* [App and web page records]:
══════════════════════════════

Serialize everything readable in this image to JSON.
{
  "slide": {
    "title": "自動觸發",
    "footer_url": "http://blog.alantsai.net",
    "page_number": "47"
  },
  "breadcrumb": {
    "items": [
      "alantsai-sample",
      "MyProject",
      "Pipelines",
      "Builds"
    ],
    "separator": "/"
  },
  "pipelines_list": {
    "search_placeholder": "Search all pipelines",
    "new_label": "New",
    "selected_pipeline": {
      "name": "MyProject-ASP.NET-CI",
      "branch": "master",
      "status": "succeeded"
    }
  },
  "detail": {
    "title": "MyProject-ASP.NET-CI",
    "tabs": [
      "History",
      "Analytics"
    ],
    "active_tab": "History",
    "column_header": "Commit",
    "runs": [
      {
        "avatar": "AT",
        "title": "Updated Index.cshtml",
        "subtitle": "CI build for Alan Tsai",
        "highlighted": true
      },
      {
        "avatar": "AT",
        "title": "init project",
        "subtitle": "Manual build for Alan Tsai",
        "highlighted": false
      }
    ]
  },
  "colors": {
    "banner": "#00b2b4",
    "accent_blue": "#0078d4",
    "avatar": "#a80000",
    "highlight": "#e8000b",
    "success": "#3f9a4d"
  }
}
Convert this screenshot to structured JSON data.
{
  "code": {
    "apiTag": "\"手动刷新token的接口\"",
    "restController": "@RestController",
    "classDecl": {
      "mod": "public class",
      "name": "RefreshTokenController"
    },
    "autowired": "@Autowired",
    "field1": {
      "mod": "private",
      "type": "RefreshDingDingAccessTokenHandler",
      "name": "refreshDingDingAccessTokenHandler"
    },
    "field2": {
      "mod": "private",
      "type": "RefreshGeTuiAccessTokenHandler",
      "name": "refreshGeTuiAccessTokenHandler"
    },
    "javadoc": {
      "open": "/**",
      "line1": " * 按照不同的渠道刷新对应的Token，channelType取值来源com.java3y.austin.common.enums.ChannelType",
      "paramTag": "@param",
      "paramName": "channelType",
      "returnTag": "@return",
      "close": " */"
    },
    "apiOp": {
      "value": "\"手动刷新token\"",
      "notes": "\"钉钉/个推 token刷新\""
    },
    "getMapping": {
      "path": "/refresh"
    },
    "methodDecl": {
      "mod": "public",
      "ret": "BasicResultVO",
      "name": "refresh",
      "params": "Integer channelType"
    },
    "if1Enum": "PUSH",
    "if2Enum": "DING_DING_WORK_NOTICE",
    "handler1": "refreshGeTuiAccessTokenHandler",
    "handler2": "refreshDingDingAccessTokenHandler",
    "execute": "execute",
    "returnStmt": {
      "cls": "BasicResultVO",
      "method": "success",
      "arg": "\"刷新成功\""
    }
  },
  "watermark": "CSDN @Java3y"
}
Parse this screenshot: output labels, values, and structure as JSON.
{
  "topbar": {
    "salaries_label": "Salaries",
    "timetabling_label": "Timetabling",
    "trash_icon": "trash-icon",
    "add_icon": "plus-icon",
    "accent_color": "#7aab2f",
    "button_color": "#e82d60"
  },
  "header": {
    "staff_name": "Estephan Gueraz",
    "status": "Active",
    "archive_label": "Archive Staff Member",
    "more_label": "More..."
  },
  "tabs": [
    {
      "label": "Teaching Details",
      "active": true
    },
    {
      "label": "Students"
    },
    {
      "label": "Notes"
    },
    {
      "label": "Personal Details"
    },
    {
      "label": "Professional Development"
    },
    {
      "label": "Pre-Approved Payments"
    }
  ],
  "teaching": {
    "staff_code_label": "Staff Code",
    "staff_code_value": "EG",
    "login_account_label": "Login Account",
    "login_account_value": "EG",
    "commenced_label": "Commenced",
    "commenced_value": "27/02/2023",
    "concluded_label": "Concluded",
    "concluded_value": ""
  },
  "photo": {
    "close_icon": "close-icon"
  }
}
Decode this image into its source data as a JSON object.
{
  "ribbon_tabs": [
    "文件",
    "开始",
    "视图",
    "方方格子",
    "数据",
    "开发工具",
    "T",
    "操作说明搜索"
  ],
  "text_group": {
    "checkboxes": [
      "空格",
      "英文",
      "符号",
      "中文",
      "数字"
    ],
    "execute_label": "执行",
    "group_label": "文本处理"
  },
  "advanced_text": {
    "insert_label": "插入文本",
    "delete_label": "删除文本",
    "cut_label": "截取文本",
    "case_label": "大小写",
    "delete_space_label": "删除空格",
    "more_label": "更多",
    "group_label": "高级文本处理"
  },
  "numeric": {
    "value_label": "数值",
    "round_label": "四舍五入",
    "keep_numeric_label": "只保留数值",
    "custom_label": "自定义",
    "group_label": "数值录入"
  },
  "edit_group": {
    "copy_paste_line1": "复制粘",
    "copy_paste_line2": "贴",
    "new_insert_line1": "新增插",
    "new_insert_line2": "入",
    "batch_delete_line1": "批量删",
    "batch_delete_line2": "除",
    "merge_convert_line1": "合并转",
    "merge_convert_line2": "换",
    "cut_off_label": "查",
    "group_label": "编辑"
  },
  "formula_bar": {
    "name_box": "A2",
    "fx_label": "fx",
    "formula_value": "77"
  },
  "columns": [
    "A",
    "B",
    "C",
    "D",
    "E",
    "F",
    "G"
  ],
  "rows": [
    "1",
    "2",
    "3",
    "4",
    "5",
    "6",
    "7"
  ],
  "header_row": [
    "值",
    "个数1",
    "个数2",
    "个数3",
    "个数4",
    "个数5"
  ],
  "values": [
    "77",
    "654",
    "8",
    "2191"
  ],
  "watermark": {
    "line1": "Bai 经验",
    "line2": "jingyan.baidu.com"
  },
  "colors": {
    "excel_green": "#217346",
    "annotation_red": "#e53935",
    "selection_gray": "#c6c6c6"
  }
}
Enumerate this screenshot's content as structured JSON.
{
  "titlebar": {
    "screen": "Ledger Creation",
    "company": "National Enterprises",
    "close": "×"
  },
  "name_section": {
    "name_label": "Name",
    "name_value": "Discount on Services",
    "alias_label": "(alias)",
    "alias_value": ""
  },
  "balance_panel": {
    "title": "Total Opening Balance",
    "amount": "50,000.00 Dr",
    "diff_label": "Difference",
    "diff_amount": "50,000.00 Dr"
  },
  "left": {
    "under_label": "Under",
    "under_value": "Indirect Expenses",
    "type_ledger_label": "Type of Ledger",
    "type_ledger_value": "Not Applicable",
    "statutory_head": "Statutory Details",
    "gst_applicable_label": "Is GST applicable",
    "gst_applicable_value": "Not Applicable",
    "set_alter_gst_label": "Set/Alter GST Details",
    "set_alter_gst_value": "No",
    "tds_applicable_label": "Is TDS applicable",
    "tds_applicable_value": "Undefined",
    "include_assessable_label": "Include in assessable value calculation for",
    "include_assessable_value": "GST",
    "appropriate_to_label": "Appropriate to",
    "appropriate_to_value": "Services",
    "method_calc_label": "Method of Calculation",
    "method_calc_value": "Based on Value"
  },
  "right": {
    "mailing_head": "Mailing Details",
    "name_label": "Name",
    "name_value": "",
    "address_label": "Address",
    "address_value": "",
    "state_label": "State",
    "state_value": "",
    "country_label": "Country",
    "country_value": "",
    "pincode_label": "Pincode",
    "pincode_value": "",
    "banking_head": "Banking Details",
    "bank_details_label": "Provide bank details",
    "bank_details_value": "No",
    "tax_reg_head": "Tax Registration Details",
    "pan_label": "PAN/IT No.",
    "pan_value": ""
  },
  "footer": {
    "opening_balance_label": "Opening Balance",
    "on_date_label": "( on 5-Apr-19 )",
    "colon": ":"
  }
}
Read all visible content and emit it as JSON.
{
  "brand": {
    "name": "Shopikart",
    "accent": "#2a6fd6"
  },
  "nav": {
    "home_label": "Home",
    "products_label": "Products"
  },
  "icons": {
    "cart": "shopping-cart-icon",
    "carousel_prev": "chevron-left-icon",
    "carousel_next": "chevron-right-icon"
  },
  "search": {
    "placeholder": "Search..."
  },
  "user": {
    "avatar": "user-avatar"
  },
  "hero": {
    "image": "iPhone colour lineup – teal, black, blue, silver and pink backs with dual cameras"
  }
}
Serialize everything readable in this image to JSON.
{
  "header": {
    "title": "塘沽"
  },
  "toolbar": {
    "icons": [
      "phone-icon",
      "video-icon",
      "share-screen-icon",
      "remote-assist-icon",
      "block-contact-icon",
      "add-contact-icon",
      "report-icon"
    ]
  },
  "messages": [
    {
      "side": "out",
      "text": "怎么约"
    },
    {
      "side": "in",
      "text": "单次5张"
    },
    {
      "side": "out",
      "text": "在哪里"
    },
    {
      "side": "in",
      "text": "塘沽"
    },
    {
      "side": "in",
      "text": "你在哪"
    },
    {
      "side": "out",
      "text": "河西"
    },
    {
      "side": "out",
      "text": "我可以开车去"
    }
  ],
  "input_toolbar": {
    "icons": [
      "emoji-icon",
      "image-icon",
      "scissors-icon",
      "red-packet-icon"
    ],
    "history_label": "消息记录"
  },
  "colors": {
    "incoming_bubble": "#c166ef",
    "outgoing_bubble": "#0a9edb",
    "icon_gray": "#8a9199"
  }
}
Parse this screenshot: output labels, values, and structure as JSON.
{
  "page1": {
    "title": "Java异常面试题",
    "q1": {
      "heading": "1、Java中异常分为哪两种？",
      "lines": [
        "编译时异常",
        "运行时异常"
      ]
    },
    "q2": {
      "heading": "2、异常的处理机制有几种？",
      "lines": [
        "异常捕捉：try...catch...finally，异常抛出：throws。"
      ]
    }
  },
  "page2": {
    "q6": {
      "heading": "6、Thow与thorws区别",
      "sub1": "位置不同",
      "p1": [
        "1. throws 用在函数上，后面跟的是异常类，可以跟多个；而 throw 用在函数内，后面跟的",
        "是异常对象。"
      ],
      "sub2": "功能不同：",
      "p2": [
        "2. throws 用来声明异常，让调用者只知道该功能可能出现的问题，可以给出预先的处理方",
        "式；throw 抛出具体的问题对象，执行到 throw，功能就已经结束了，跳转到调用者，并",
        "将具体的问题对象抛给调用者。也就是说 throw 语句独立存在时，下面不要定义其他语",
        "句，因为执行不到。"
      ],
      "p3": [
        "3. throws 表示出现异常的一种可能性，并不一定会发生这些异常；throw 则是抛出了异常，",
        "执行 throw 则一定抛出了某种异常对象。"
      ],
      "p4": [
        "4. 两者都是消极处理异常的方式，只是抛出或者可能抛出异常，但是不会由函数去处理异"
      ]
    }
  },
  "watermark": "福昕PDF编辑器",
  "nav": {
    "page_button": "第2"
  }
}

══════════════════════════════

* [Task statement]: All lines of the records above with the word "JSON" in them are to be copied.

* [Expected answer]:
Serialize everything readable in this image to JSON.
Convert this screenshot to structured JSON data.
Parse this screenshot: output labels, values, and structure as JSON.
Decode this image into its source data as a JSON object.
Enumerate this screenshot's content as structured JSON.
Read all visible content and emit it as JSON.
Serialize everything readable in this image to JSON.
Parse this screenshot: output labels, values, and structure as JSON.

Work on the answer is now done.